• [Stored dataset items]
[Start of Attachment]

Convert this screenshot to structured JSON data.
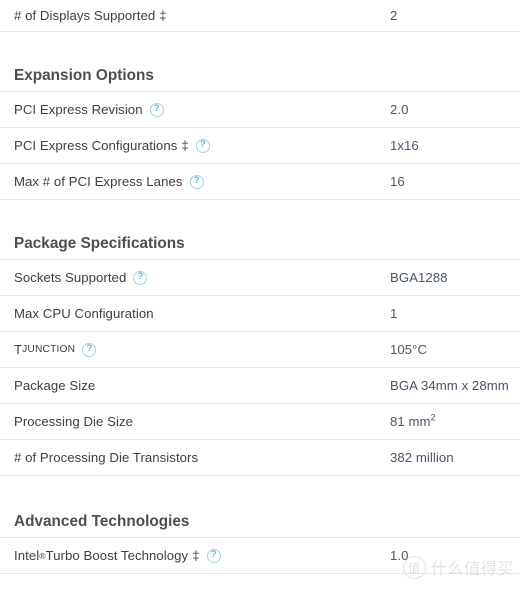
{
  "page": {
    "title": "Intel Product Specifications",
    "accent_help_icon_color": "#2b8fb5",
    "divider_color": "#e7e9ea",
    "label_color": "#3c4043",
    "value_color": "#4a5568",
    "heading_color": "#4a4f54"
  },
  "rows": {
    "displays_supported": {
      "label": "# of Displays Supported",
      "dagger": "‡",
      "value": "2"
    }
  },
  "sections": [
    {
      "heading": "Expansion Options",
      "rows": [
        {
          "label": "PCI Express Revision",
          "value": "2.0",
          "help": "?",
          "dagger": ""
        },
        {
          "label": "PCI Express Configurations",
          "value": "1x16",
          "help": "?",
          "dagger": "‡"
        },
        {
          "label": "Max # of PCI Express Lanes",
          "value": "16",
          "help": "?",
          "dagger": ""
        }
      ]
    },
    {
      "heading": "Package Specifications",
      "rows": [
        {
          "label": "Sockets Supported",
          "value": "BGA1288",
          "help": "?",
          "dagger": ""
        },
        {
          "label": "Max CPU Configuration",
          "value": "1",
          "help": "",
          "dagger": ""
        },
        {
          "label_prefix": "T",
          "label_small": "JUNCTION",
          "value": "105°C",
          "help": "?",
          "dagger": ""
        },
        {
          "label": "Package Size",
          "value": "BGA 34mm x 28mm",
          "help": "",
          "dagger": ""
        },
        {
          "label": "Processing Die Size",
          "value_prefix": "81 mm",
          "value_sup": "2",
          "help": "",
          "dagger": ""
        },
        {
          "label": "# of Processing Die Transistors",
          "value": "382 million",
          "help": "",
          "dagger": ""
        }
      ]
    },
    {
      "heading": "Advanced Technologies",
      "rows": [
        {
          "label_prefix": "Intel",
          "label_sup": "®",
          "label_suffix": " Turbo Boost Technology",
          "value": "1.0",
          "help": "?",
          "dagger": "‡"
        }
      ]
    }
  ],
  "watermark": {
    "mark": "值",
    "text": "什么值得买"
  }
}
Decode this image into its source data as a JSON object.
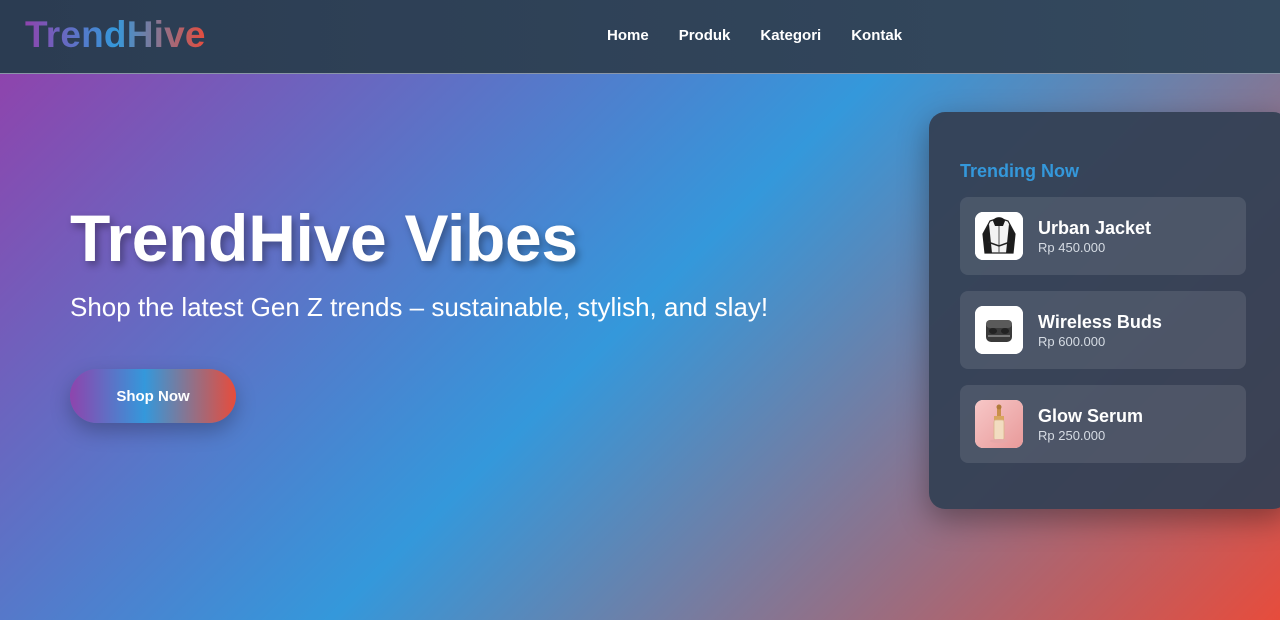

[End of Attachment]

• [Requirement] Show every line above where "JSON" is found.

• [Answer box]
Convert this screenshot to structured JSON data.
Decode this image into its source data as a JSON object.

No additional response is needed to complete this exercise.